      1. The werewolves act (“wake up”) first. Each werewolf does nothing except view who the other werewolf is (if there is one). 
      2. The werewolves go to sleep and the Seer wakes up next. The Seer may view another player’s card, or view two of the unused roles. 
      3. The Seer sleeps and the Robber wakes up. The Robber may switch their own role with any other player’s role, or do nothing. If they decide to switch, they will see their new role, but the player with whom they switched will not know the switch has occurred. 
      4. The Robber sleeps and The Troublemaker wakes up. The Troublemaker may switch two other players’ cards. The other players will not know this has occurred (Fig. 3).
      5. The Troublemaker sleeps and the normal villagers wake up. Normal villagers do nothing.
  3. Day breaks and everyone wakes up. 
      1. Players discuss who they think the werewolves are (Fig. 4). They may reveal or keep hidden whatever information they want. 
      2. After 3 minutes, they will be forced to vote on who they think the werewolves are (Fig. 5).
      3. They can skip to the vote at any time before the three minutes expire.
  4. The players vote on who they think the werewolves are.
  5. After the vote, the winning and losing teams are revealed (Fig. 6-8). 
Fig. 1: The six possible roles in One Night Ultimate Werewolf
Fig. 2: When it is not their turn, a player waits and pretends to be busy.
Fig. 3: The troublemaker has completed their task.
Fig. 4: The players discuss who the werewolves might be.
Fig. 5: The players vote on who to kill.
Fig. 6: Since “you” were on the Village team and a werewolf was killed, you win!
Fig. 7: The villagers have won! The two villagers in the game were the Troublemaker and the Seer, played by Julia and CHristineMachine respectively.
Fig. 8: The werewolves have lost! There was only one werewolf (played by Eric The Red) in this game.

Fun and Improvements

Two impactful mechanics of this game are that (1) players work in teams, and (2) players do not know for sure who their team members are until all players have voted. 

These mechanics create an interesting dynamic wherein players must cooperate with their team members without knowing who their team members are.

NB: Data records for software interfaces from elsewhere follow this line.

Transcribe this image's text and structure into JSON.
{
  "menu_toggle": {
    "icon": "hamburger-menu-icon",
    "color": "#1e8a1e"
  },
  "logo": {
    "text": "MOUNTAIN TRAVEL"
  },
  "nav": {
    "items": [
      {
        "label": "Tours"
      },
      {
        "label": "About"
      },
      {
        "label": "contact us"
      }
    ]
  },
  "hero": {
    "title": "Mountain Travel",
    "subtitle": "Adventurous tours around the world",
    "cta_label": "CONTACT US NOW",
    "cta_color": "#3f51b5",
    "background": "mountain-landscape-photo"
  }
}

Thus, secrecy creates an obstacle to team cooperation. This gives rise to the Challenge aesthetic (because of the obstacles) and the Fellowship aesthetic (because of the team dynamic). I think the fact that players must work to determine who their team members are makes the Fellowship aesthetic especially strong, as team members feel that they earn each other’s trust. 

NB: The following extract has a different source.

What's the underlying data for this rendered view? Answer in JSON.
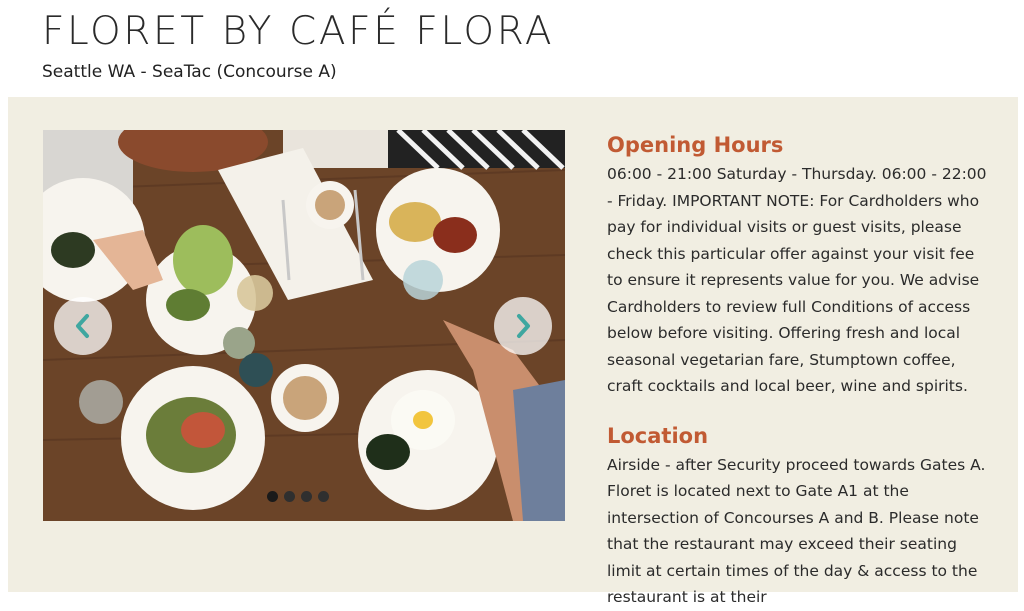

Another mechanic of this game is that players have different possible actions that correspond to their roles. For instance, the Robber “robs” another player’s identity, while the Seer “magically sees” another player’s identity. The players’ objectives also correspond with their roles: villagers want to kill werewolves, while werewolves aim to not be killed. The fact that the actions make sense with the roles strengthens the Fantasy aesthetic of the game, as players feel that they are actually acting out their roles with their actions. 

These character roles, in addition to the structure where characters wake up at different times during the night and then discuss together in the morning, create a strong Narrative aesthetic. One game of One Night Ultimate Werewolf tells one story; while playing, I enjoyed thinking about the story, and I was invested in the outcome.

One concern I have is that this shortened version of Werewolves removes the werewolves’ ability to kill a villager during the night. This makes the game a bit less interesting for the werewolves. It also slightly weakens the Narrative aesthetic–why are the villagers killing the werewolves if the werewolves haven’t killed anyone? 

Perhaps this could be fixed by allowing the game to occur over two nights instead of one. This would allow the game to remain shorter than the normal Werewolves game, but would allow the werewolves to act at least once.

About the author

Leave a Reply

This site uses Akismet to reduce spam. Learn how your comment data is processed.